Rutherford County reached an unfortunate but inevitable milestone over Memorial Day weekend as its number of COVID-19 positive cases rose to more than 1,000.
The Tennessee Department of Health reported Monday that Rutherford County had to date 1,029 positive cases.
“We understand that when reviewing the raw data the tendency is to become alarmed that the number of positive tests keeps increasing,” said Rutherford County Mayor Bill Ketron, “but Emergency Physician Russ Galloway reminds us that there is more to it than that.”
Dr. Galloway, who serves as an emergency physician with Saint Thomas Rutherford and is also the Medical Director for Rutherford County Emergency Medical Services and Murfreesboro Fire Rescue, recently put the testing data into perspective in a public service announcement released by Rutherford County Government and the jurisdictions within.
“Tennessee, including Rutherford County, has made COVID-19 testing more accessible and free to citizens,” said Galloway. “With the number of tests increasing, it is inevitable that the number of positives will increase as well.”
Galloway encourages the public to view the number of positives in relation to the actual number of tests being administered. “Those percentages are continuing to decrease,” he said.
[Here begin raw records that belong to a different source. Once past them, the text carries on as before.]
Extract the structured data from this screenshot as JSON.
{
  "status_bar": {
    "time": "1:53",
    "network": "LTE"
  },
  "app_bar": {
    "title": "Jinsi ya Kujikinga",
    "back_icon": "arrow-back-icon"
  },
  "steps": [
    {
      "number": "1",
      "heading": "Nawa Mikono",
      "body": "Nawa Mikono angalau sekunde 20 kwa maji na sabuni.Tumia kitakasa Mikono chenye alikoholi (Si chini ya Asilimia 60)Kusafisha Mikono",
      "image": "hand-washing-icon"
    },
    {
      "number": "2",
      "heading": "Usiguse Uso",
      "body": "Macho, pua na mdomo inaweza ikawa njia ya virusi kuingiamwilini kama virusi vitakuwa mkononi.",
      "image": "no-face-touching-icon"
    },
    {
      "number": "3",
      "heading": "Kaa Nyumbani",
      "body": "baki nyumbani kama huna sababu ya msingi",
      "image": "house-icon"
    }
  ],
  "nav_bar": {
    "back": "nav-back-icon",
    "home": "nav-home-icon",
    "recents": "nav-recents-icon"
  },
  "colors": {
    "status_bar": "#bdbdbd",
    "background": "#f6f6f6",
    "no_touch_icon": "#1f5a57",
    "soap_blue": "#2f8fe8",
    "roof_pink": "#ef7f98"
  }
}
The Rutherford County Emergency Operations Center and Rutherford County Health Department (RCHD) are consistently monitoring the numbers to make sure the percentages remain at or below 10 percent positive of the total number tested.
According to RCHD, between 200-300 people are being tested in Rutherford County daily. As more tests are administered, the number of positives will continue to increase as well. COVID-19 is available at RCHD Monday-Friday, 8:00 am to 4:30 pm, and citizens are asked to call ahead at 615-898-7880.
“We’ve been encouraged by measures that our citizens and businesses have taken to continue to slow the spread of this virus in our communities,” said Ketron, “but we are still not back to a ‘business as usual’ state of mind.”
Ketron said it is important that residents continue to practice social distancing, wear face coverings when appropriate, and wash hands frequently for 20 seconds or more. Ketron also urges those who are sick to stay home.
“This has been a truly unique health situation with no playbook or preparedness guide,” said Ketron. “We will continually monitor this situation at all levels, federal, state, and locally to make thoughtful considerations for our community members. Please continue to be patient with us as we navigate these uncertain times together. Maintain your space. Cover your face. Help us remain #RutherfordCountyStrong.”